Published: 12 Dec 2014
Eric Phelps, a Detective Superintendent in the Metropolitan Police Service, has just returned from a seven-week Churchill Fellowship to the US. His goal was to look at intervention programmes aimed at reducing gang violence in several American cities, and to bring those lessons home to London.
For the past three years Eric has conducted extensive research into the outcomes of mediation to reduce gang violence in London whilst pursuing his Professional Doctorate in Criminal Justice. Early indications of his research show that those individuals involved in mediation are four times less likely to commit a violent offence than those gang members not referred.
In New York, Eric was shown the electronic case management system used by the New York Police Department to identify and target action against gangs. He also met with a team of officers who monitor social networking sites to track the activities of gang members, many of whom will post pictures of themselves with weapons, guns or drugs and openly boast about their exploits. The information gathered in this surveillance enables the NYPD to frustrate the criminal activities of the most violent offenders.
The Chicago Police Department is also using technology to provide a fast time response to gang-related incidents. Eric toured their state-of-the-art control room, staffed by police officers who know the city and have worked directly with the gangs. Their in-depth knowledge of the streets helps them find gang members faster and reduce crime rates.
In Boston, one innovative scheme uses faith-based volunteers instead of law enforcement to deliver mentoring, support and training to young people involved in gangs. And in Los Angeles, the Sheriff’s Department and the FBI give up their personal free time to mentor and support young people in challenging communities in an effort to divert them away from entering generational gang culture.
As a result of his visit to the States, Eric feels strongly that London needs an enhanced multi-agency approach from everyone in the Criminal Justice Partnership to focus on providing non-traditional interventions like mediation to minimise the escalation of gang violence.
“It may be more effective and efficient to target specific patterns of violent behaviour with mediation and a stronger focus on support, rather than simply using gang membership alone as the criteria for preventative and enforcement attention,” he says.
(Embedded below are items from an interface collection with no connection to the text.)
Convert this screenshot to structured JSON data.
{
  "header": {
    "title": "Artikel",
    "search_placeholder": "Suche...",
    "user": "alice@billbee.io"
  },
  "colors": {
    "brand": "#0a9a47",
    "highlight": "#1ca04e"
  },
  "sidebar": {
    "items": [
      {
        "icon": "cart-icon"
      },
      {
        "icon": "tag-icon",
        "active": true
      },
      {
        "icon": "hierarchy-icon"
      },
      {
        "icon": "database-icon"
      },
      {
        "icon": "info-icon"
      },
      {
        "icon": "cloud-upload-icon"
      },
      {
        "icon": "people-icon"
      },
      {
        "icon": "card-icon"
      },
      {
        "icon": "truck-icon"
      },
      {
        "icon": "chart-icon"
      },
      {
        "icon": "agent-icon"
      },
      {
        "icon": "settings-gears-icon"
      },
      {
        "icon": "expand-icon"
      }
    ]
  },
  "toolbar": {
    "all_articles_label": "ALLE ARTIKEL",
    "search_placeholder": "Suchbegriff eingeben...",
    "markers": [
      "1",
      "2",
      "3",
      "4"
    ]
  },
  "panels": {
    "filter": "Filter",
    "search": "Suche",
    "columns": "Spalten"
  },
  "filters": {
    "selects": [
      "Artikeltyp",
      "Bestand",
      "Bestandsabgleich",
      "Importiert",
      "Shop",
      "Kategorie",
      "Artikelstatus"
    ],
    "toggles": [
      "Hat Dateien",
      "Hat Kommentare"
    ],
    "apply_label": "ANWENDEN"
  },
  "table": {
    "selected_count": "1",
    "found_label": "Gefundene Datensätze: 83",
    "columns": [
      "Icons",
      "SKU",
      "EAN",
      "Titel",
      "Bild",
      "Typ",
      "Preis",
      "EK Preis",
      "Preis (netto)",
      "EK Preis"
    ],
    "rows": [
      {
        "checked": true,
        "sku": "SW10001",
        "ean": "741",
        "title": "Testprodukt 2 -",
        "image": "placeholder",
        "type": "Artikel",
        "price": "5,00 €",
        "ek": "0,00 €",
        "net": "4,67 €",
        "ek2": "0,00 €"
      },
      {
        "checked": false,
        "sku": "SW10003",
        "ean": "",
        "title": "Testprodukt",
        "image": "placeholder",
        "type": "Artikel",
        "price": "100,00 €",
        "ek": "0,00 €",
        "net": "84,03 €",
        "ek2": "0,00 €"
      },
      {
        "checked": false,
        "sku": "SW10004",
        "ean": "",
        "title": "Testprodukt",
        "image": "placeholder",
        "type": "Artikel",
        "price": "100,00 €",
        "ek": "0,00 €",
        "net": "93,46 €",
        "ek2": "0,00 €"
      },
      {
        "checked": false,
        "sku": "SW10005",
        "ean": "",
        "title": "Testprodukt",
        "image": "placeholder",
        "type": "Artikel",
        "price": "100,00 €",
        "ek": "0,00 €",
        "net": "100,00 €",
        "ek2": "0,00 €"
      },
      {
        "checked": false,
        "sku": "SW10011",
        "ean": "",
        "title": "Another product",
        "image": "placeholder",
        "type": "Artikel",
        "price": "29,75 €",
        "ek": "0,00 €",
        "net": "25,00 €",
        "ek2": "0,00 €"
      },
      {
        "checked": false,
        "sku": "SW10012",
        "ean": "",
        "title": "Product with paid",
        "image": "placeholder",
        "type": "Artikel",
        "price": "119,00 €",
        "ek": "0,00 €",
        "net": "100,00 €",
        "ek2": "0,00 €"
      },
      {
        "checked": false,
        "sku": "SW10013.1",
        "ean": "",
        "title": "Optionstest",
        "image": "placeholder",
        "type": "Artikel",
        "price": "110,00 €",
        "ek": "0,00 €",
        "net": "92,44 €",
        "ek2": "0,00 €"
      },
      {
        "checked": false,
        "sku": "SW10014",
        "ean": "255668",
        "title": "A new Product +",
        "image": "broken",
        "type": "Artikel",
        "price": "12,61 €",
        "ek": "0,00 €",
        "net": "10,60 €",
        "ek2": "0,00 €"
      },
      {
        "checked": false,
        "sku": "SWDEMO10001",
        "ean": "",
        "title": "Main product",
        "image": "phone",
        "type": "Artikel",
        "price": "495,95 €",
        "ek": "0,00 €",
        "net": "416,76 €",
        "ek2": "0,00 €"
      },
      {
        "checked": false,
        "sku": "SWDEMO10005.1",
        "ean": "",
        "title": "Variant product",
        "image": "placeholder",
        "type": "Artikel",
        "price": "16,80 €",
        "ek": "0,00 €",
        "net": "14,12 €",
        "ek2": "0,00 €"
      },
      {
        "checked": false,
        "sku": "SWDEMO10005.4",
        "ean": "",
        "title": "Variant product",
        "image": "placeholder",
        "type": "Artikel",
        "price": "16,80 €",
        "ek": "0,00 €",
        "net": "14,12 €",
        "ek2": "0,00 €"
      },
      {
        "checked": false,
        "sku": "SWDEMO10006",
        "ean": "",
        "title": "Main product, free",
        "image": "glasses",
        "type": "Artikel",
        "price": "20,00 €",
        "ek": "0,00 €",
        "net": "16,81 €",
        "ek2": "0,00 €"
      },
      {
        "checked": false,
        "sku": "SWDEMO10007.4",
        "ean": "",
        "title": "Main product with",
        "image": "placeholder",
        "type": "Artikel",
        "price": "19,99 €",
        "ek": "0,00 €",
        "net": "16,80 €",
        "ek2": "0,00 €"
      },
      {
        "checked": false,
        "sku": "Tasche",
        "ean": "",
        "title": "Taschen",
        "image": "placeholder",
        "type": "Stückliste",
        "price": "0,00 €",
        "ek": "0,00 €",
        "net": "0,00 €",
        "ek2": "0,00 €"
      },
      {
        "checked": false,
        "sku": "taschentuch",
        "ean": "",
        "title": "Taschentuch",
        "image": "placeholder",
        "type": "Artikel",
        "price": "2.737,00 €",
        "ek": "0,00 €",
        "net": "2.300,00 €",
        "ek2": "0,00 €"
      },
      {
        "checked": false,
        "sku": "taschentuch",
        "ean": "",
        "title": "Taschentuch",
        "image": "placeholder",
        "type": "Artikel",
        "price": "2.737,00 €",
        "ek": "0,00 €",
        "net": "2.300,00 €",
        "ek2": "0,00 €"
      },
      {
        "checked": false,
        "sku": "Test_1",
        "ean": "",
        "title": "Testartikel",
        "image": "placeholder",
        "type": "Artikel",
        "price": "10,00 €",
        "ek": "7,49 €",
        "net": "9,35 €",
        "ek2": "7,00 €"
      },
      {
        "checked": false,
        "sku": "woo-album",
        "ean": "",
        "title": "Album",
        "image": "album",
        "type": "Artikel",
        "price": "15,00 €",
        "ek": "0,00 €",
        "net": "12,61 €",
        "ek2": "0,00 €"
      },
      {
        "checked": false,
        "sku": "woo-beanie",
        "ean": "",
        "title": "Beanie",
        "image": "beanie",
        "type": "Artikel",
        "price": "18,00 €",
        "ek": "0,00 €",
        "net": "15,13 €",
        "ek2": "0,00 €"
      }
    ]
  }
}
Eric will be incorporating his findings into his doctoral thesis, as well as sharing them at conferences in 2015.